Activists attacked the Karachi city stock exchange in Pakistan on Monday, killing at least three people – two guards and a police officer, police said. Special police forces were deployed to the scene of the attack and quickly secured the building, killing the four gunmen.
There were no reports of injuries to brokers and employees inside the stock exchange and a separatist militant group from a neighboring province claimed responsibility for the attack.
The attackers were armed with grenades and automatic rifles, police said. They launched the attack by opening fire at the front door of the Pakistan Stock Exchange in the southern port city, the country’s financial center.
Heavily armed special forces quickly surrounded the building in the heart of the Karachi financial district, where the State Bank of Pakistan is located, as well as the headquarters of several national and international financial institutions.
Local television stations broadcast images of police in full armor surrounding the building but still outside the walls of the Stock Exchange.
Rizwan Ahmend, a police official at the scene, said that after opening fire, the gunmen entered the stock exchange grounds.

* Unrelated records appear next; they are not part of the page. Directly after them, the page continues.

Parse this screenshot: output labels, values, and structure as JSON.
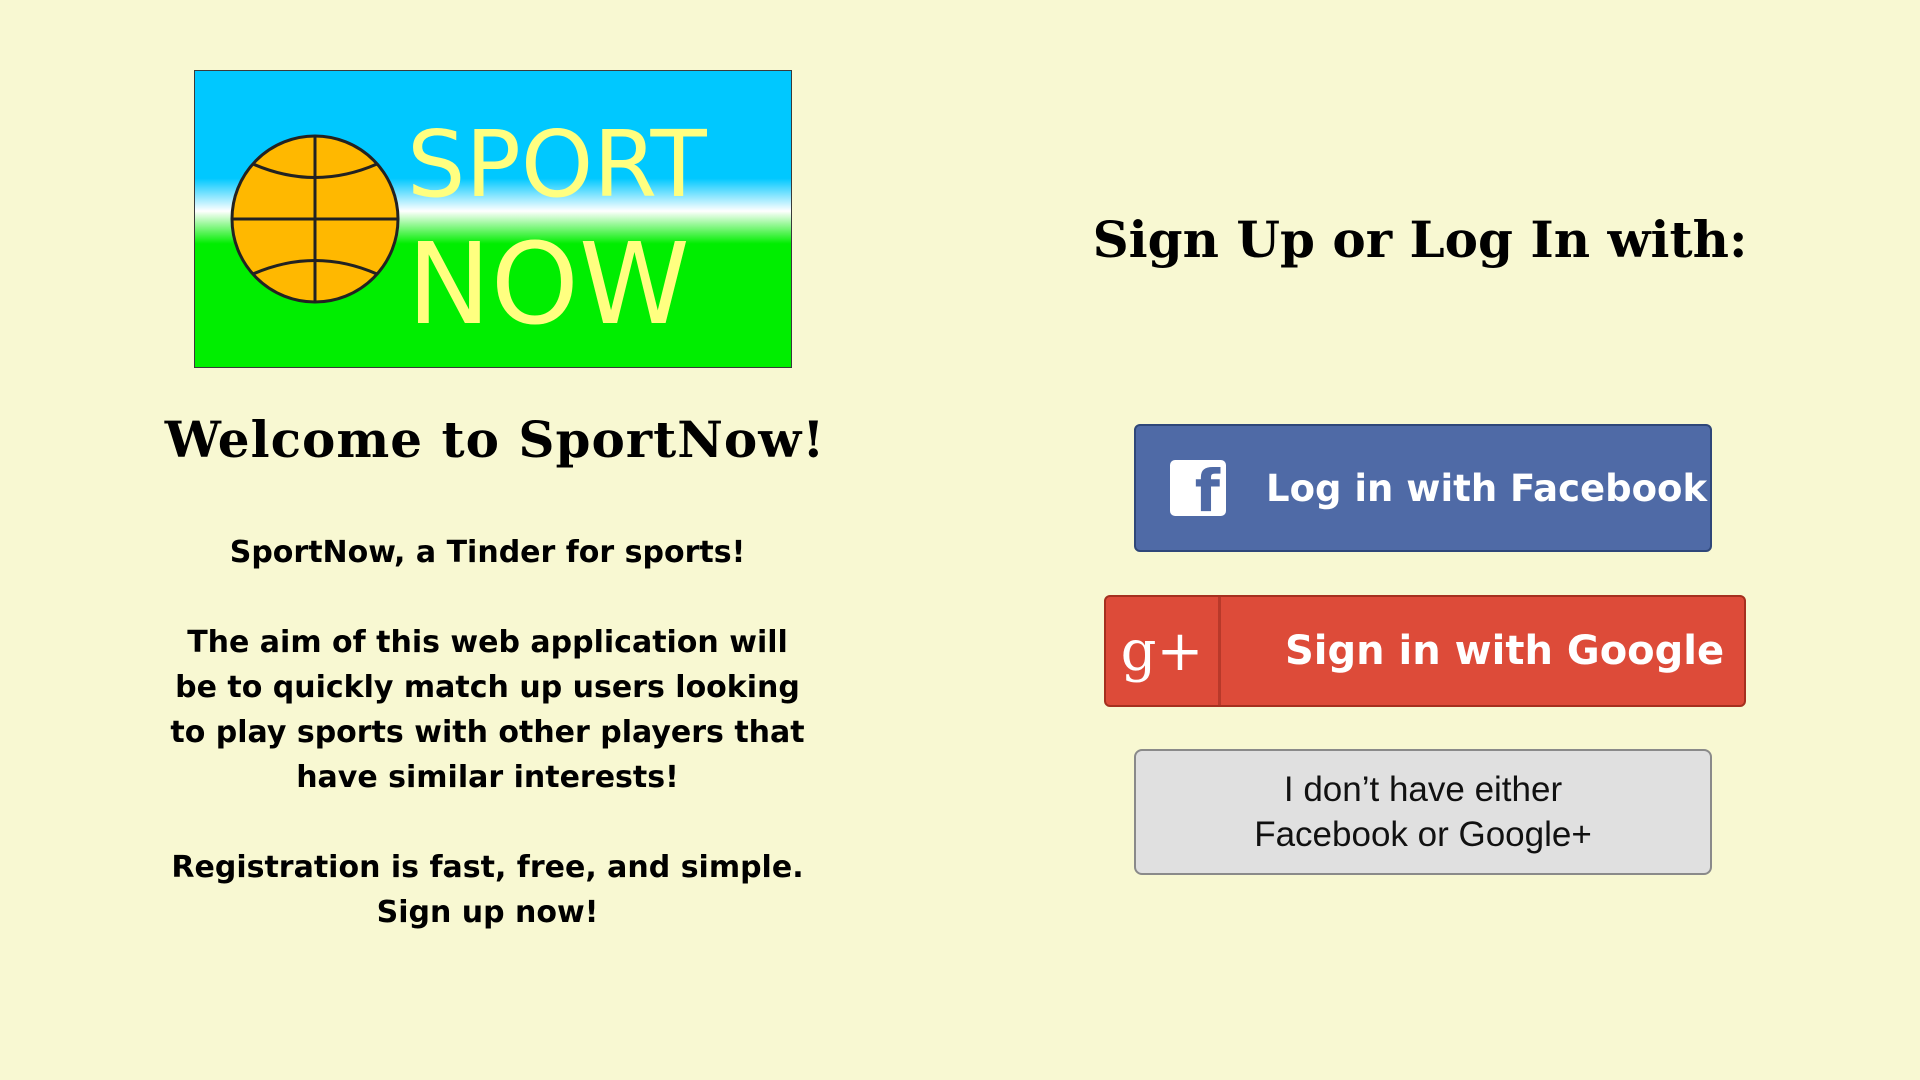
{
  "logo": {
    "word1": "SPORT",
    "word2": "NOW",
    "colors": {
      "sky": "#00c8ff",
      "grass": "#00ee00",
      "ball": "#ffb800",
      "text": "#ffff80"
    }
  },
  "left": {
    "welcome": "Welcome to SportNow!",
    "tagline": "SportNow, a Tinder for sports!",
    "aim_lines": [
      "The aim of this web application will",
      "be to quickly match up users looking",
      "to play sports with other players that",
      "have similar interests!"
    ],
    "registration_lines": [
      "Registration is fast, free, and simple.",
      "Sign up now!"
    ]
  },
  "right": {
    "heading": "Sign Up or Log In with:",
    "facebook_button": {
      "icon": "facebook-icon",
      "icon_glyph": "f",
      "label": "Log in with Facebook",
      "color": "#4f6aa6"
    },
    "google_button": {
      "icon": "google-plus-icon",
      "icon_glyph": "g+",
      "label": "Sign in with Google",
      "color": "#dd4b39"
    },
    "other_button": {
      "line1": "I don’t have either",
      "line2": "Facebook or Google+"
    }
  }
}
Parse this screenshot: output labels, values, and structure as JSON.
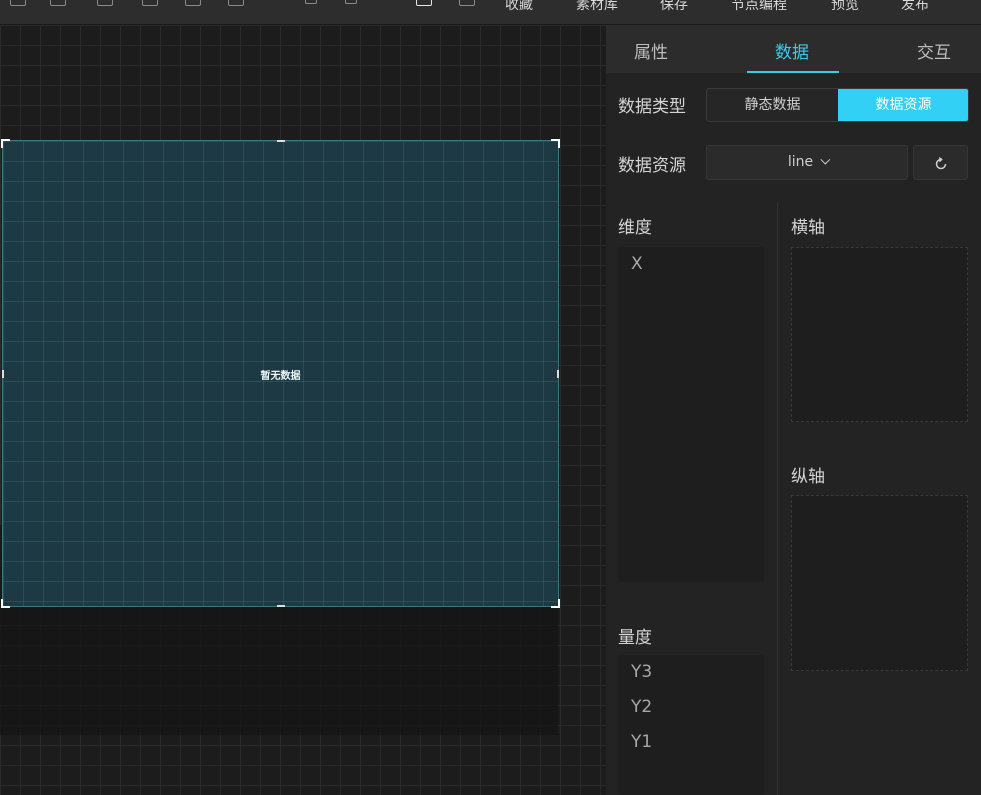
{
  "toolbar": {
    "items": [
      "收藏",
      "素材库",
      "保存",
      "节点编程",
      "预览",
      "发布"
    ]
  },
  "canvas": {
    "empty_text": "暂无数据"
  },
  "panel": {
    "tabs": [
      "属性",
      "数据",
      "交互"
    ],
    "active_tab": "数据",
    "data_type_label": "数据类型",
    "data_type_options": [
      "静态数据",
      "数据资源"
    ],
    "data_type_selected": "数据资源",
    "data_source_label": "数据资源",
    "data_source_value": "line",
    "dimension_label": "维度",
    "dimensions": [
      "X"
    ],
    "measure_label": "量度",
    "measures": [
      "Y3",
      "Y2",
      "Y1"
    ],
    "x_axis_label": "横轴",
    "y_axis_label": "纵轴"
  },
  "colors": {
    "accent": "#33d0f5",
    "tab_active": "#3fc9e8",
    "component_bg": "#1d3a44"
  },
  "icons": [
    "refresh-icon",
    "chevron-down-icon"
  ]
}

He said that after the attack was finished, supplies were found on the bodies of the gunmen, indicating that they may have planned a long siege, which the police quickly foiled.
Inside the stock exchange, broker Yaqub Memon told the Associated Press that he and others were huddled in their offices while the attack was underway. After the shooting ended and the gunmen were killed, the police gathered all the employees and brokers in one room while the security forces went floor by floor to make sure that no explosives had not been left, he said.
Shazia Jehan, a police spokesperson, said that the bomb disposal team had also been called to the stock exchange to clear the building of any explosive device.
Separatist group claims responsibility
The Balochistan Liberation Army later claimed responsibility for the attack. The group has waged an insurgency for years, demanding independence from the gas-rich province of Baluchistan in southwest Pakistan, which borders the southern Sindh province, where Karachi is the provincial capital.
The group also distributed to the media a photograph of four men in full armor and camouflage uniforms, saying that it was the activists who attacked the purse.
Later Monday, at a press conference, Maj. Gen. Omar Ahmed Bokhari, who oversaw the Rangers’ paramilitary force, who participated in the operation, accused neighboring India of helping the attackers , by activating “sleeper cells” which, according to Pakistan, have been held by Pakistan. planted all over the country.
India and Pakistan regularly exchange allegations that militant groups were used to attack the other country. The two nuclear-armed neighbors have fought three wars, including two over the disputed mountainous Himalayan region of Kashmir, which is divided between the two but coveted by both in its entirety.
Responsible for several attacks
The Balochistan Liberation Army, which Pakistan says has found security across the border in Afghanistan, has carried out several attacks in Karachi in recent years, including an attack on the Chinese consulate in November 2018 that killed two people .
General Bokhari said Monday’s attack had the same characteristics as the attack on the Chinese consulate, with the level of coordination and a large stock of ammunition found at the scene.
Police and Pakistani Rangers found more than a dozen hand grenades, boxes of ammunition and several automatic rifles that the attackers had brought to the purse.
The port of Gwadar in the Arabian Sea is located in Balochistan and is part of a unique multi-billion dollar road project connecting South and Central Asia to China. The Balochistan militant group opposed the plan for a road, including a highway connecting the port of Gwadar to the Chinese border.
The Karachi Stock Exchange is the largest and oldest stock exchange in Pakistan, now incorporated with the Islamabad and Lahore stock exchanges.